Self-love fells some like a blow, but sustains most like an unfaltering faith. Though ravishing some, it desolates others. Like the fabled divine charity, it strips these bare, and leaves them with nothing to clothe them but their egoism. It contents some like an untroubled marriage, but buffets others like a squally romance. In our self-adoration most of us love not wisely but too well.
If we felt less need to think so well of ourselves, we might be more contented. And yet if we thought less well of ourselves, we would have no grounds to be content at all.
11 Dependent conceit
Why do we sweat for the pay of the world’s regard, when we could live at ease on the independent income of our own self-regard?
We are kings of conceit. Yet we all slave for the low world’s good report. Vanity gives us at no ostensible charge a rich estimate of our own worth, but then binds us to slog like drudges for its upkeep.
We have not slaked our self-love, till we have found another to partake in it, another’s eyes into which we can gaze and glimpse our own bright reflection. I spend my days in the search for some cause to have faith in and some soul to have faith in me, who will tell me that people like me deserve to be loved and admired. Pious people find both in the Lord.
We are self-absorbed but not self-sufficient. ‘We seek for knowledge,’ Pascal wrote, ‘to show it off. So we would never go on a trip if we had no hope to talk of it afterwards.’ For all our selfishness, don’t we need one more soul at least to share our self-satisfaction and to participate in our greed? ‘I relish no enjoyment,’ as Montaigne says, ‘if I can’t share it.’

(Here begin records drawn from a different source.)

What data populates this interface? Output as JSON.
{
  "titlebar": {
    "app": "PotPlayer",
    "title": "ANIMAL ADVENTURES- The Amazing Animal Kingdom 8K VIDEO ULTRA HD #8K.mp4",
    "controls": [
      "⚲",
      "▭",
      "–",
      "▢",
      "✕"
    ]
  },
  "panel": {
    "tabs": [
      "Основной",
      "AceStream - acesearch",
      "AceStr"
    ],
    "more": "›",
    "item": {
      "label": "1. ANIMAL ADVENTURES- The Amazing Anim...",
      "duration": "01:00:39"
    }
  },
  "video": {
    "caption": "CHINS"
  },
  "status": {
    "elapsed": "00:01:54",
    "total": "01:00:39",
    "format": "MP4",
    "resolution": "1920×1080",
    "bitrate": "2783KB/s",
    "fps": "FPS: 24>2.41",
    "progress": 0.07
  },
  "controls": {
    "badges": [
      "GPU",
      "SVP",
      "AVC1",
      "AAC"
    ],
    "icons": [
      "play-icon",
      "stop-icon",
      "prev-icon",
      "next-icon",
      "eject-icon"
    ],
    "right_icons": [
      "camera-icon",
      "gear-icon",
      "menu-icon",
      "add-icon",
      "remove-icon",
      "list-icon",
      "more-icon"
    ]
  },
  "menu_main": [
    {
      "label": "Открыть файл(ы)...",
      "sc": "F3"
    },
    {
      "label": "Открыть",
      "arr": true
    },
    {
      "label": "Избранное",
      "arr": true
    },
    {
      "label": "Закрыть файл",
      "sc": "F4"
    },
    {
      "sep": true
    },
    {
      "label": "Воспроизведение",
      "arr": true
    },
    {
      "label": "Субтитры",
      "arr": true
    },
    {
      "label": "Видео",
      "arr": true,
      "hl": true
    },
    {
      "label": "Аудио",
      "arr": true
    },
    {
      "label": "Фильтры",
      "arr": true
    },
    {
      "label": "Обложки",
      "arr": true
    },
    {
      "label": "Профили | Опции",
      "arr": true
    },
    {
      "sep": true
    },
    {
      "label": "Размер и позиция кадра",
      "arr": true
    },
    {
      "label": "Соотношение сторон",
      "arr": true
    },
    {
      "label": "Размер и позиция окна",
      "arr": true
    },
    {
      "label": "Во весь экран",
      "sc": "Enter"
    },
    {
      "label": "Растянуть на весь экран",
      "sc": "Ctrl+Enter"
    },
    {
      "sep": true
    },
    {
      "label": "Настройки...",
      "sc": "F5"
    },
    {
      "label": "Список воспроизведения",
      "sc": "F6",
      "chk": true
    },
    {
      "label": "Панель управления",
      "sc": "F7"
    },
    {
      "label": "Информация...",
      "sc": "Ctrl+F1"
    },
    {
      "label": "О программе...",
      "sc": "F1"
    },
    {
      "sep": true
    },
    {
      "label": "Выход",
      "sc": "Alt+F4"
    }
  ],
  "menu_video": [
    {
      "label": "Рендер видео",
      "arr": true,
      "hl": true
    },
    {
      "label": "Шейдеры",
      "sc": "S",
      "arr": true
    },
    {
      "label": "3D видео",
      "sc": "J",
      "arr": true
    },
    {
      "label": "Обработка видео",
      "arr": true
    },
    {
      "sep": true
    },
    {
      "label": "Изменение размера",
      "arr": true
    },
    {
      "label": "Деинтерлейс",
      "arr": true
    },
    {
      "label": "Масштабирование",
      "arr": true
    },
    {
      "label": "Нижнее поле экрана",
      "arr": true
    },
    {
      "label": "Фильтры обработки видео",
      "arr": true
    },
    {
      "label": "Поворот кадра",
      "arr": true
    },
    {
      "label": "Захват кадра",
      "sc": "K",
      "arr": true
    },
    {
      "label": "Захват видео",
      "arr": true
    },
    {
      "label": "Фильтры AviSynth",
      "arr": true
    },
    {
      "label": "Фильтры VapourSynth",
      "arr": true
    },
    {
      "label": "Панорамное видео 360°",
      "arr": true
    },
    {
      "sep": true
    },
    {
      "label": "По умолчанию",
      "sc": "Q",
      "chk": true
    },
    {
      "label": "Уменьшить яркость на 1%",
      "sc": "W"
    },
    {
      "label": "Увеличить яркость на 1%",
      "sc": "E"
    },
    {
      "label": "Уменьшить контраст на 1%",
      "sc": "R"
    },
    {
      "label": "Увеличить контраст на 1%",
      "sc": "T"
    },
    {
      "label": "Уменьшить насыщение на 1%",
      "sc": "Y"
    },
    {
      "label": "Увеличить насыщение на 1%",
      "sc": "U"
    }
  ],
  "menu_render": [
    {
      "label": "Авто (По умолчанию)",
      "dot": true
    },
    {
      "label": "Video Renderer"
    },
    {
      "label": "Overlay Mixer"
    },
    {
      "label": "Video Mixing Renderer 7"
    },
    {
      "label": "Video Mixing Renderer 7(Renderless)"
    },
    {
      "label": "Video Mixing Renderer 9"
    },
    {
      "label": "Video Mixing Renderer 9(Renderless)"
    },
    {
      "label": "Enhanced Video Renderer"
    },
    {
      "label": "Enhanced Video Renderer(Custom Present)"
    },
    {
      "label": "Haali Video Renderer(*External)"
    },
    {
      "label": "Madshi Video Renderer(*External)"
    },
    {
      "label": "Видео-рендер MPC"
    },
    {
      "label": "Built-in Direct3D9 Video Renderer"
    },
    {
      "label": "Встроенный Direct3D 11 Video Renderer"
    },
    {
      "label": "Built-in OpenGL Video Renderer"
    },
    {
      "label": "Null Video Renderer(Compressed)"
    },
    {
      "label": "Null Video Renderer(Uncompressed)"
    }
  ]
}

Your conceit may content you, so long as you don’t need a large number of people to share it, or else assume that they do. I am blest with such high merit, but I am cursed by my need to prove it to the rest of the world.
12 Conceit shows too little self-respect
We agree with Pope, that pride is ‘the never-failing vice of fools.’ And since we know that we are no fools, we conclude that neither are we proud.
You need not be undeserving to be vain. Vanity dogs pride wherever it goes, as hyenas tag a lion. No one has a monopoly on conceit. But some blowhards manage to squeeze more profit out of it than the rest of us.
The conceited may have too little pride, but the proud still have no end of conceit. ‘To be vain,’ as Swift points out, ‘is rather a mark of humility than pride.’
Many of us are less modest or less proud than we seem, but none are less conceited. No one has too little self-esteem. But it may be that all of us have too little self-respect.
Some people set such a high value on themselves, not so much because they overrate what they are, but because they underrate what they might be. They think too well of what they are to be humble. But they don’t think well enough of what they might be to be proud. They shoot at such a low mark, how could they fail to hit it?
Some people rate their worth so high because they can envisage a better self that they might one day become, and some because they can’t. We’re too vain of what we are, but we lack the imagination to see what we might be. ‘No one,’ as Multatuli says, ‘has a high enough estimation of what he could be, or a low enough one of what he is.’
13 We can’t see our own vanity
None but the proudest people have the modesty to grasp how immodest they are. How could we see our own vanity, when it’s the eyes that we use to scan ourselves and everything else? It is the parent of our plans, habits, outlook and feelings, which they are too abashed or too insolent to own. Conceit saves us from recognizing that conceit has spawned the bulk of our deeds. Something in the style of our own egoism assures us that we are not egoists.
We can’t break the grip of our egoism which stings us to act with such ruthlessness. But nor can we conceive the rare accomplishments that might prove our right to our ambitions.